### WHAT THE TASK REQUIRES
Go through the records below and copy out every line holding "Yesterday".

### Saved data entries
────────────────
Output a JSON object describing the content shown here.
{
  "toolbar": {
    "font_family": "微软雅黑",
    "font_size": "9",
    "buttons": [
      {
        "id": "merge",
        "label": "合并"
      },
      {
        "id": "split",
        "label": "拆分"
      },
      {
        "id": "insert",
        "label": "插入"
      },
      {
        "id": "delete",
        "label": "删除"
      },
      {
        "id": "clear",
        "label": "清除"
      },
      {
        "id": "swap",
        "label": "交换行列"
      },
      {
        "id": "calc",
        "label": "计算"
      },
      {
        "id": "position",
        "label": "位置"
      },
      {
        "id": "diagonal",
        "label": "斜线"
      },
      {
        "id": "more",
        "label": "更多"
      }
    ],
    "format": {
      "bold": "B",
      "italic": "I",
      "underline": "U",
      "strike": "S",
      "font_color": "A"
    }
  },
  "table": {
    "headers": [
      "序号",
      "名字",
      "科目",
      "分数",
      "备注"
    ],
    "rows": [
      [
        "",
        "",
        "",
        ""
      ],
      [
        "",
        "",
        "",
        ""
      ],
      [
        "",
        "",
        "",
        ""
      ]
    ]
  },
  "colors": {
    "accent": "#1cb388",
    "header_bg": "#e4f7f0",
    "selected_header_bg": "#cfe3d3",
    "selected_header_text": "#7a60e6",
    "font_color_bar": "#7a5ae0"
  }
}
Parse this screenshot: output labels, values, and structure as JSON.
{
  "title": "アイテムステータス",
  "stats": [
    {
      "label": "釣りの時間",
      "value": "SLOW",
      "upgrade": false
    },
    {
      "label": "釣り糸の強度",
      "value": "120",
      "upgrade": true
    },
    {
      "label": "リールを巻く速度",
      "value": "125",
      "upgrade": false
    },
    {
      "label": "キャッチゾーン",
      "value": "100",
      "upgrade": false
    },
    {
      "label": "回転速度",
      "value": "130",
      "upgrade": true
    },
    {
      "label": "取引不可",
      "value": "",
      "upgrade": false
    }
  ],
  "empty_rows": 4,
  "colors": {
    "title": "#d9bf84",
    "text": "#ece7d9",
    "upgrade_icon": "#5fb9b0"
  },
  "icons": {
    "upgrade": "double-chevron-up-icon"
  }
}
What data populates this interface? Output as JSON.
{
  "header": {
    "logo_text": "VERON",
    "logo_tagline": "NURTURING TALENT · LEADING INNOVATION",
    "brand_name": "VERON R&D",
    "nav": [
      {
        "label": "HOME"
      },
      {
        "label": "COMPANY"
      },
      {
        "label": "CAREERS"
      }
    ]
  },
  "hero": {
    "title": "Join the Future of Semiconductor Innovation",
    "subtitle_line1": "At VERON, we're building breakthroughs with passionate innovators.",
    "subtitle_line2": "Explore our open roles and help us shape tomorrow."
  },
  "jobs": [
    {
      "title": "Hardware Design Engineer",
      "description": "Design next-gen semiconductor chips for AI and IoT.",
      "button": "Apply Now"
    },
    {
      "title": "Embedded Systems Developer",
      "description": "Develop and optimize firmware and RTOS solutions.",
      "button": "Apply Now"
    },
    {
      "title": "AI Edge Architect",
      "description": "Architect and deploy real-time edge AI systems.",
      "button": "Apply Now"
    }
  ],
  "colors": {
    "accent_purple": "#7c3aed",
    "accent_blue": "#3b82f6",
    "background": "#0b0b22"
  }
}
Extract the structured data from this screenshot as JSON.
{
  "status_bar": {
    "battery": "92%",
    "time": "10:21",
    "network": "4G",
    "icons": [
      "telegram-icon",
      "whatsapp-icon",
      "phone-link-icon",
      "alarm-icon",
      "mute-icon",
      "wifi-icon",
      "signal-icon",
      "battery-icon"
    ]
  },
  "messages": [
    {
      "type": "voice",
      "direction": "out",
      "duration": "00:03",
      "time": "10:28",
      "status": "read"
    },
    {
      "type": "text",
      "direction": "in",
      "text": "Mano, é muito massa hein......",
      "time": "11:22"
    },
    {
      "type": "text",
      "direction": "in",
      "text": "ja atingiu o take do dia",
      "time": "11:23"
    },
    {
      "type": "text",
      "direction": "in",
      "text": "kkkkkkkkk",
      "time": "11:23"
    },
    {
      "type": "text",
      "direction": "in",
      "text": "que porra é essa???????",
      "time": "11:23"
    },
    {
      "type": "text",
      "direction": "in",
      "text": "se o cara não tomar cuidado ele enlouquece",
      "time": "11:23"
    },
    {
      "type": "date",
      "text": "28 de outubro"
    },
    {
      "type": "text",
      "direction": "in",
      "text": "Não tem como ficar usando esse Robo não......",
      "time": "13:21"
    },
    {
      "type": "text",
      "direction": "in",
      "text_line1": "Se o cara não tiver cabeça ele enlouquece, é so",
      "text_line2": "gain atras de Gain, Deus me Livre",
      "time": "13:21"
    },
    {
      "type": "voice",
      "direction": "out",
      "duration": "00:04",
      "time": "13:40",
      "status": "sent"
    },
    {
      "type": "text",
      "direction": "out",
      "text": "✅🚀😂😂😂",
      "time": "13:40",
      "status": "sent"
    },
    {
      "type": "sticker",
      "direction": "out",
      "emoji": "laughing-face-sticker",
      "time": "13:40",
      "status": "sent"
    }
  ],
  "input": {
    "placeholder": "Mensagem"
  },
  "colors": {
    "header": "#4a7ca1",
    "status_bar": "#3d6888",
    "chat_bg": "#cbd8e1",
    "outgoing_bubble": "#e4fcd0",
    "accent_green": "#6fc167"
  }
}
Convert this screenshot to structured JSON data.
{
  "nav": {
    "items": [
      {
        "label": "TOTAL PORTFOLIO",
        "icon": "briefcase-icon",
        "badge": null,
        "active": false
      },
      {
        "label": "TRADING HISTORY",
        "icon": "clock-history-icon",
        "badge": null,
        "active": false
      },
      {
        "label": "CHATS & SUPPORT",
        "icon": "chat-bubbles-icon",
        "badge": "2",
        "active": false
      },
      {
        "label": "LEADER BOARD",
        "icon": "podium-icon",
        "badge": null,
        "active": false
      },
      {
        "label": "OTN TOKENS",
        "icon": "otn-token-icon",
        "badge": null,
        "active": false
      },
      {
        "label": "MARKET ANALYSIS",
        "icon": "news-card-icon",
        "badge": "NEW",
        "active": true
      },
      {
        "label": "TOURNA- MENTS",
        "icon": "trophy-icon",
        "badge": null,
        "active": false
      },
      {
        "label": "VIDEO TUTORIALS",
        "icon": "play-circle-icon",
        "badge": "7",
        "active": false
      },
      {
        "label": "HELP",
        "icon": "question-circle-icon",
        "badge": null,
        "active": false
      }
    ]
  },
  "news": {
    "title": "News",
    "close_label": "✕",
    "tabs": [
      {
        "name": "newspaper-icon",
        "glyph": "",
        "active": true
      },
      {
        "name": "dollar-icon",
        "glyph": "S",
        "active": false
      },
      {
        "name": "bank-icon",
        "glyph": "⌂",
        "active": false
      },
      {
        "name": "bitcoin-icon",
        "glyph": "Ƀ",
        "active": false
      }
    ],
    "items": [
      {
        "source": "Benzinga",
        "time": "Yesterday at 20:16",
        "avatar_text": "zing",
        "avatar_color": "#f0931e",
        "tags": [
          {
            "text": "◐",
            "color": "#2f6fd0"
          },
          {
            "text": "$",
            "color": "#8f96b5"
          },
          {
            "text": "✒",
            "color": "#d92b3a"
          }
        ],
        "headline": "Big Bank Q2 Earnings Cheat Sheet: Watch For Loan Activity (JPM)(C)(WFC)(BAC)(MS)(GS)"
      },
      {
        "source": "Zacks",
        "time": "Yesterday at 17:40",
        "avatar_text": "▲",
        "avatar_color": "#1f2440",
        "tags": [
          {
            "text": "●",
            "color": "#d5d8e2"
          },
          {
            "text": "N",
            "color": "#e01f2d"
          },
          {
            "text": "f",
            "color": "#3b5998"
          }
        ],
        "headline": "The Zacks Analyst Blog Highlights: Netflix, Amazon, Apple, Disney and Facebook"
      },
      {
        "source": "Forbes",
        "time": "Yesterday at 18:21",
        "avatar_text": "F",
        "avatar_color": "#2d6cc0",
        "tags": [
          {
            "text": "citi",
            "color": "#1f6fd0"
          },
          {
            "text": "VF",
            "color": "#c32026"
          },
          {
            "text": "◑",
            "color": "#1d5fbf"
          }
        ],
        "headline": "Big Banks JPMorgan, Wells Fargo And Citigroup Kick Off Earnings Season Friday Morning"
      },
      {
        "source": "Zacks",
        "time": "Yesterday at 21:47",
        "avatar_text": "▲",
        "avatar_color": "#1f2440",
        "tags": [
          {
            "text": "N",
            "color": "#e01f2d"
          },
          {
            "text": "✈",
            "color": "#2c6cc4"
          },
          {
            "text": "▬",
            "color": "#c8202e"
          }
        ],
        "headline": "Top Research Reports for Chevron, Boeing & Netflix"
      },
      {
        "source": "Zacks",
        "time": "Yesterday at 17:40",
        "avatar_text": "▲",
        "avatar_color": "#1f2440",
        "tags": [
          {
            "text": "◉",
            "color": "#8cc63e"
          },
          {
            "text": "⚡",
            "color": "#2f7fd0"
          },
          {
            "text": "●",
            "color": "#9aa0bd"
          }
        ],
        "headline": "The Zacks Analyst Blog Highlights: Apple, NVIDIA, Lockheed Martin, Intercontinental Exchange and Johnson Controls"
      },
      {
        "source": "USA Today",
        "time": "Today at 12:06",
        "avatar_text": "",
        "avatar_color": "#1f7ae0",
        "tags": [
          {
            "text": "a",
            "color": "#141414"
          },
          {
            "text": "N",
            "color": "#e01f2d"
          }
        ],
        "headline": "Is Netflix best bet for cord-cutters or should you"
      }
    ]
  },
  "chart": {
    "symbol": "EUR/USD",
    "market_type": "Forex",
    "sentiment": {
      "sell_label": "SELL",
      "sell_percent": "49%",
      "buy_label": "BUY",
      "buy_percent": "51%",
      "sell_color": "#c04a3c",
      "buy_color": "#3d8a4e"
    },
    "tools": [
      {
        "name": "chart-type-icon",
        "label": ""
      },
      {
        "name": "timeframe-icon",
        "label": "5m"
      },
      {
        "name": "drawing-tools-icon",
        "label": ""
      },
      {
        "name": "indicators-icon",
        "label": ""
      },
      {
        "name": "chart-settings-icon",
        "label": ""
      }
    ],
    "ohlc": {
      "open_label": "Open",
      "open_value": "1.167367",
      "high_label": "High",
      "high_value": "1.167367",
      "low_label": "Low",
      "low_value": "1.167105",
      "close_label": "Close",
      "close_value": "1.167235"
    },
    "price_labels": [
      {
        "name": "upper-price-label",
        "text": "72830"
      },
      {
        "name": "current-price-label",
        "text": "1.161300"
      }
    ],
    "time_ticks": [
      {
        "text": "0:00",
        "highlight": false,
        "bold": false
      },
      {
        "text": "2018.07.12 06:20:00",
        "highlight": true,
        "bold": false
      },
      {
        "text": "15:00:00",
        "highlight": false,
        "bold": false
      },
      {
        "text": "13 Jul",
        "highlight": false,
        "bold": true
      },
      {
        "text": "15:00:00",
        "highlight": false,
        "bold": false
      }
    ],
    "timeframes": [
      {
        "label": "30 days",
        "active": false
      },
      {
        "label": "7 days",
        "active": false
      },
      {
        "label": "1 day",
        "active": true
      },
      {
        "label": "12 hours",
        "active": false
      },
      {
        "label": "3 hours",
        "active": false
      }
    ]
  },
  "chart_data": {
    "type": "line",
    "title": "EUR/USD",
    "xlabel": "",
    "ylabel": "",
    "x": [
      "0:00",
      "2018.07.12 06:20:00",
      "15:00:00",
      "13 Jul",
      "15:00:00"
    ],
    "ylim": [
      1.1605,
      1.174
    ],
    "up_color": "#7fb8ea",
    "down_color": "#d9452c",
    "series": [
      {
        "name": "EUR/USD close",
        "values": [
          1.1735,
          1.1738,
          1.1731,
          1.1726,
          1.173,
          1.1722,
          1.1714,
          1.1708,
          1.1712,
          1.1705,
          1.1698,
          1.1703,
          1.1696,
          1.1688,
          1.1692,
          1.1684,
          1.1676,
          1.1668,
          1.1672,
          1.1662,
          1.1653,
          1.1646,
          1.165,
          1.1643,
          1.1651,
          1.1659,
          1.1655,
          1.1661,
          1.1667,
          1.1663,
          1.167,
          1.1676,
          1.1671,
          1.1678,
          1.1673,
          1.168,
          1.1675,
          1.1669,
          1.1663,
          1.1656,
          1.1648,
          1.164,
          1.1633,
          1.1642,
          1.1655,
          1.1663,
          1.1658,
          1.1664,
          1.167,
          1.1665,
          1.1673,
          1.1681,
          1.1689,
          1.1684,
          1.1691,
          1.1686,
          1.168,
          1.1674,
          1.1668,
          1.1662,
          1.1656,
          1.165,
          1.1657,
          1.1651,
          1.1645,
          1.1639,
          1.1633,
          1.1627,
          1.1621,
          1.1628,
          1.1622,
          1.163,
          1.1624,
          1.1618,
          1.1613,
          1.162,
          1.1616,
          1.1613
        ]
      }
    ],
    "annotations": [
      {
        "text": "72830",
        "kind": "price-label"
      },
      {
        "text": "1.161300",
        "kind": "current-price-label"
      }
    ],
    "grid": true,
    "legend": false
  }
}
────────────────
### WRITTEN REPLY
        "time": "Yesterday at 20:16",
        "time": "Yesterday at 17:40",
        "time": "Yesterday at 18:21",
        "time": "Yesterday at 21:47",
        "time": "Yesterday at 17:40",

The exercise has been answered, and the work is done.